You can dare. [Laughs.] A lot of people dare. We are absolutely playing around with the humanism of Atom, whether he’s a sentient creature, or just a machine and computer code. We made a very risky choice that our hero robot would be the only robot without a face. We felt the absence of specific features is what gives him a soulful magic. When [producers] Robert Zemeckis and Steven Spielberg came by, Zemeckis made a comment that the titanium mesh on Atom’s face would be what the audience projects on to, just like the boy does. There’s this thing about him where it seems like he’s thinking or it feels like he’s emoting, when in fact, maybe he’s not.
It’s a little like Terminator 2: Judgment Day, when Sarah Connor says the cyborg actually makes the perfect father ...
because he would never stop. That’s really appropriate. The robot or cyborg becomes a surrogate father, because the boy never had a real one. The very first meeting I had with Steven, I said, “I want to add an idea. In the final round of the final fight, the sound recedes, and we shift the boy’s gaze from the robot to the father, the father he needed all along.” That became the spine of the movie: The father is redeemed, and the boy gets the real thing.
Did you get to bug Evangeline Lilly with any Lost questions?
You know, it took me three weeks before I was comfortable enough to reveal what a Lost geek I am. But finally, we were in the gym location, and I hesitantly asked, “Would it be terrible if I called you Freckles?” And she said, “No, that would be fine, coming from you.” Then I started going, “Remember when Jack would go away and come back?” And she would go, “Um, yeah, I was there when we filmed it.” It was like that Chris Farley skit. [Laughs.] The rabid, unabashed fan asking lame questions? That was me in the final weeks of shooting.
One of your next films is Frankenstein. Since there are a handful of Frankenstein movies in the works, what’s your take?
It is a monster movie, and a mood piece, but it’s also grounded in the characters.
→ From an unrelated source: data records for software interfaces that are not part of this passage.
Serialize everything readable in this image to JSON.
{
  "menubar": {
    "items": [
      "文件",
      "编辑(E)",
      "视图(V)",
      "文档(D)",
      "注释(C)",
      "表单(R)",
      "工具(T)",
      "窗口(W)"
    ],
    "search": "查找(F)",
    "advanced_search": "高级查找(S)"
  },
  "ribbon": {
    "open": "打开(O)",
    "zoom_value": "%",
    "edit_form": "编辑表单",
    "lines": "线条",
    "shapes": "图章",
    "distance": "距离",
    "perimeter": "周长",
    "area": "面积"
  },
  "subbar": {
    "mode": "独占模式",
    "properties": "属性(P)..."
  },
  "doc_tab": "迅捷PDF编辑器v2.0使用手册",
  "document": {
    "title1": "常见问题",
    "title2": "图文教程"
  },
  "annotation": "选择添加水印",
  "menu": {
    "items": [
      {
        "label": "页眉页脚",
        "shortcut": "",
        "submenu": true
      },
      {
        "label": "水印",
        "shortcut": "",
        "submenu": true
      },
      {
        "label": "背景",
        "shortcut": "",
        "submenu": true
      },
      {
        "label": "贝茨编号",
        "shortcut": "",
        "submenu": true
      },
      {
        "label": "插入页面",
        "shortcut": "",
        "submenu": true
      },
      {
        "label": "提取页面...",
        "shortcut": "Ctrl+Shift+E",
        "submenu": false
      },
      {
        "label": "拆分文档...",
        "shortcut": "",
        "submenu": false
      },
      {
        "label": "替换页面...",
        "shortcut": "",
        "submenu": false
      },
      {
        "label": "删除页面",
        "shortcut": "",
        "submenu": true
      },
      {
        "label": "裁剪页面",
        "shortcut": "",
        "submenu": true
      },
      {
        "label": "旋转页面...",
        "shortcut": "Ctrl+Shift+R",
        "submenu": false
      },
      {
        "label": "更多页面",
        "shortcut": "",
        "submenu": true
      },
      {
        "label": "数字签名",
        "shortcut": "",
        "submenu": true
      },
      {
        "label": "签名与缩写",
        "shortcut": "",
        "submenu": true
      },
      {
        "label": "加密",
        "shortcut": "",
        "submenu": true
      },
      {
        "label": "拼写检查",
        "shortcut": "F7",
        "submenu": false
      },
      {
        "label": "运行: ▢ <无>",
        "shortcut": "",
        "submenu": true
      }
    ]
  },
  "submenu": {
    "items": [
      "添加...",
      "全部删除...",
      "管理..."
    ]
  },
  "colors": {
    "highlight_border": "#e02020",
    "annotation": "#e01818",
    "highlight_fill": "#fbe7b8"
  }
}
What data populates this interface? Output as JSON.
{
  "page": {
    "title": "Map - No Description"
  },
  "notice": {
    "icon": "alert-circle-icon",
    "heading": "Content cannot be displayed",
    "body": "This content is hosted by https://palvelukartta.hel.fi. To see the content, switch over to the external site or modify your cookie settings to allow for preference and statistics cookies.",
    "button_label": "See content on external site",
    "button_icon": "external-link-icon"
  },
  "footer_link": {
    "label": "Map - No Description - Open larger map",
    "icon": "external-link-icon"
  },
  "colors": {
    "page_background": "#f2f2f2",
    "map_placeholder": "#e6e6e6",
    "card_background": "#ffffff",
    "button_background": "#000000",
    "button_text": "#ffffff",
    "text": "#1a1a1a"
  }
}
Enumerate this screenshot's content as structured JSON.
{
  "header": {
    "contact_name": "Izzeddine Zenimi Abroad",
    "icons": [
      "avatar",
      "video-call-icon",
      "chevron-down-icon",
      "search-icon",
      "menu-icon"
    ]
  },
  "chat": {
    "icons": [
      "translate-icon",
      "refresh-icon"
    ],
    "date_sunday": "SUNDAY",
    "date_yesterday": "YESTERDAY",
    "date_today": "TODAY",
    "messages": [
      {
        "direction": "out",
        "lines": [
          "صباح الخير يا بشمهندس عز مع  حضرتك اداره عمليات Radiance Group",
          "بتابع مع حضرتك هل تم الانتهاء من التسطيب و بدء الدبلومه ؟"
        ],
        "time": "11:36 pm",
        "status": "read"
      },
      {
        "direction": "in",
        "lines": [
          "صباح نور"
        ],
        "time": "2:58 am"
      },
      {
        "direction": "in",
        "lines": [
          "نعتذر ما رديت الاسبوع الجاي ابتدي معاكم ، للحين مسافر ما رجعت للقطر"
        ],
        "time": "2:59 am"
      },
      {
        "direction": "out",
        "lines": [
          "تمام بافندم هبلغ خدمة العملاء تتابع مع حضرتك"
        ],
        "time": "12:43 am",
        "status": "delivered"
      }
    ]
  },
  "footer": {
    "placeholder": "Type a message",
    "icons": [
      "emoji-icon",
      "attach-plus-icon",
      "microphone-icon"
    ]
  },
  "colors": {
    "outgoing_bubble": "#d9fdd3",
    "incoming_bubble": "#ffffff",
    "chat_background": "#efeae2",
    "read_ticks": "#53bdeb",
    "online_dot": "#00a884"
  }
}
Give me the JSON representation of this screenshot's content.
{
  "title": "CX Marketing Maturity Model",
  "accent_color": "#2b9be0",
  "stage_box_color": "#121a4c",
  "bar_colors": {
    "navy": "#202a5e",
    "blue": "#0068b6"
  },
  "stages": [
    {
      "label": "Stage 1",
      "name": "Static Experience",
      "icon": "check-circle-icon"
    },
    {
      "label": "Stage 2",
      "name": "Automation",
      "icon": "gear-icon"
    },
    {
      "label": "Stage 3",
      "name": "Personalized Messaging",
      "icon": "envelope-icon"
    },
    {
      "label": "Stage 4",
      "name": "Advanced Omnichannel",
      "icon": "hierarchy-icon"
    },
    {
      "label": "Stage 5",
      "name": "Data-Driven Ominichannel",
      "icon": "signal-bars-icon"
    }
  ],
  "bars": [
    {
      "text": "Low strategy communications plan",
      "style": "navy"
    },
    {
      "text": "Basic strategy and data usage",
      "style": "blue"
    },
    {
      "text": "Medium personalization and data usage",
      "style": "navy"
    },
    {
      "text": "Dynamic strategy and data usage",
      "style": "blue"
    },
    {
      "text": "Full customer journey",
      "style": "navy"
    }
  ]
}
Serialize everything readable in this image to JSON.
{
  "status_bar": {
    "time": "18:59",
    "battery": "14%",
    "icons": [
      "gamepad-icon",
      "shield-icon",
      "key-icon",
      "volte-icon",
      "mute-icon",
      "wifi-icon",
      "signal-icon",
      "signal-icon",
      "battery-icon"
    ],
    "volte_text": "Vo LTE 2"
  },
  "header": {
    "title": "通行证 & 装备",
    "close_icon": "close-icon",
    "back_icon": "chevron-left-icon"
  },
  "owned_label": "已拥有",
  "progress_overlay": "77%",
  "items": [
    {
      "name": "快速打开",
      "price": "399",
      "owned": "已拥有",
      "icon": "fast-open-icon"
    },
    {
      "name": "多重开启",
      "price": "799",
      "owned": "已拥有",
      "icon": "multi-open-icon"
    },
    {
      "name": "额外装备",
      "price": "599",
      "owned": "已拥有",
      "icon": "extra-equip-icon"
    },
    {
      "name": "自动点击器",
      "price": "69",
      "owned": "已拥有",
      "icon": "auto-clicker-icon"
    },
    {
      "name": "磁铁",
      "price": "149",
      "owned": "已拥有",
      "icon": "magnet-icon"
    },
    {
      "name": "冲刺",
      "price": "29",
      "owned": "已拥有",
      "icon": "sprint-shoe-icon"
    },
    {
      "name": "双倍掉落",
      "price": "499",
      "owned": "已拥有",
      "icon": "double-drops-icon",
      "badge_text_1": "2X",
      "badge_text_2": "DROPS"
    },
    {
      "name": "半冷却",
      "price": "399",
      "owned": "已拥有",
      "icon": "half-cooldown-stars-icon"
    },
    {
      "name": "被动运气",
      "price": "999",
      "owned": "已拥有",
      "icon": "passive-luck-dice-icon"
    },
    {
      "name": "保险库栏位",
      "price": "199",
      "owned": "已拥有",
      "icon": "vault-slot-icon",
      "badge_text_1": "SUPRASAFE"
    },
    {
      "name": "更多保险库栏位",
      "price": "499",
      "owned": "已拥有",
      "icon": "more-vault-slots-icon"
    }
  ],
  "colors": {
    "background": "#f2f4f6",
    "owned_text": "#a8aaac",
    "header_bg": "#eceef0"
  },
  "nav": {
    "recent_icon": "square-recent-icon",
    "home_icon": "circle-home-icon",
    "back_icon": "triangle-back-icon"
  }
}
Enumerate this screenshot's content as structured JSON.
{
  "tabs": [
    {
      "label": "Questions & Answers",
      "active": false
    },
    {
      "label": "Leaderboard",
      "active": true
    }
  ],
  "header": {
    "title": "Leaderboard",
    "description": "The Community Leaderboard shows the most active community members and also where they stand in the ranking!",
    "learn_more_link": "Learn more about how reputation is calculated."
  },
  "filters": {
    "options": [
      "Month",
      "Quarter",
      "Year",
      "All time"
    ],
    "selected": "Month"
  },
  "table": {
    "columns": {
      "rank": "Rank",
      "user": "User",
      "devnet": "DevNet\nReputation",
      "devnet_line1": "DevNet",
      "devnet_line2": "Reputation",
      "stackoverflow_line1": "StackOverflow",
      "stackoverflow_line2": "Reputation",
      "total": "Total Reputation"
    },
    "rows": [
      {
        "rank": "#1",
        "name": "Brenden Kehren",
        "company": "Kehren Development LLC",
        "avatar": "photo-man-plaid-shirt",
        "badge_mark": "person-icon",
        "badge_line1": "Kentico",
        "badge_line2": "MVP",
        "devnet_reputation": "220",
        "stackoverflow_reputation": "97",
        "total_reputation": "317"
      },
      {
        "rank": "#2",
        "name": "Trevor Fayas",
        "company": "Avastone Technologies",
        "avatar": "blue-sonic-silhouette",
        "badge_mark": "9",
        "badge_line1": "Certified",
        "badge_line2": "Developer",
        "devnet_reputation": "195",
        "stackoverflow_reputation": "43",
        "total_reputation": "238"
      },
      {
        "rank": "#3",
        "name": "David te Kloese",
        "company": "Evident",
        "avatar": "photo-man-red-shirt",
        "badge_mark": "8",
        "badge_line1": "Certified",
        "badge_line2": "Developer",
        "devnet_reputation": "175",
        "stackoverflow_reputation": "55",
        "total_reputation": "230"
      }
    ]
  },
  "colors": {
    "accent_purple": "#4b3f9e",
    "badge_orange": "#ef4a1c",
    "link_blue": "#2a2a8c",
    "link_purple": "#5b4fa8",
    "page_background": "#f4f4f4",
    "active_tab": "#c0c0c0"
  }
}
Mary Shelley’s novel has this marriage of the big unrealistic concept with the completely realistic and deep human issues. It’s about, what is monstrosity? Who is the real monster? And it gets there through the relationships between the characters, especially between Victor and Igor.
Igor wasn’t in the book. So which Igor would you be thinking of: The revenge-seeking one played by Bela Lugosi in Son of Frankenstein, or the hunchbacked one from the spoofs like Young Frankenstein?
It’s weird, because we assume Igor’s always been part of the story, this bumbling hunchbacked assistant, but I was rereading the book, and rewatching the 1931 movie, and I was going, “Wait a second, are you telling me he’s not in here?” Our writer, Max Landis, son of John, is a mad genius. He’s ingested all the legends and stories of Frankenstein, all the classic movies, as well as the Mel Brooks satire, and he found that there’s no one single source for the way we think of Igor. He’s an amalgam of all sorts of things. So our take is that while their relationship has a lot of humor, it’s not a parody. It’s from Igor’s perspective, and it’s a straight badass retelling of who Victor and Igor were when they were on the brink of their discoveries.
Are you still going to do the pilot for the Romancing the Stone TV series?
The good and the bad of suddenly being in demand is that I’m juggling all these balls, and I probably won’t be able to catch all of them. But I’ve been very intensely involved in working on the script and what it will be as a series. Beyond that and Frankenstein, it’s shaping up to be a very interesting twelve months ahead.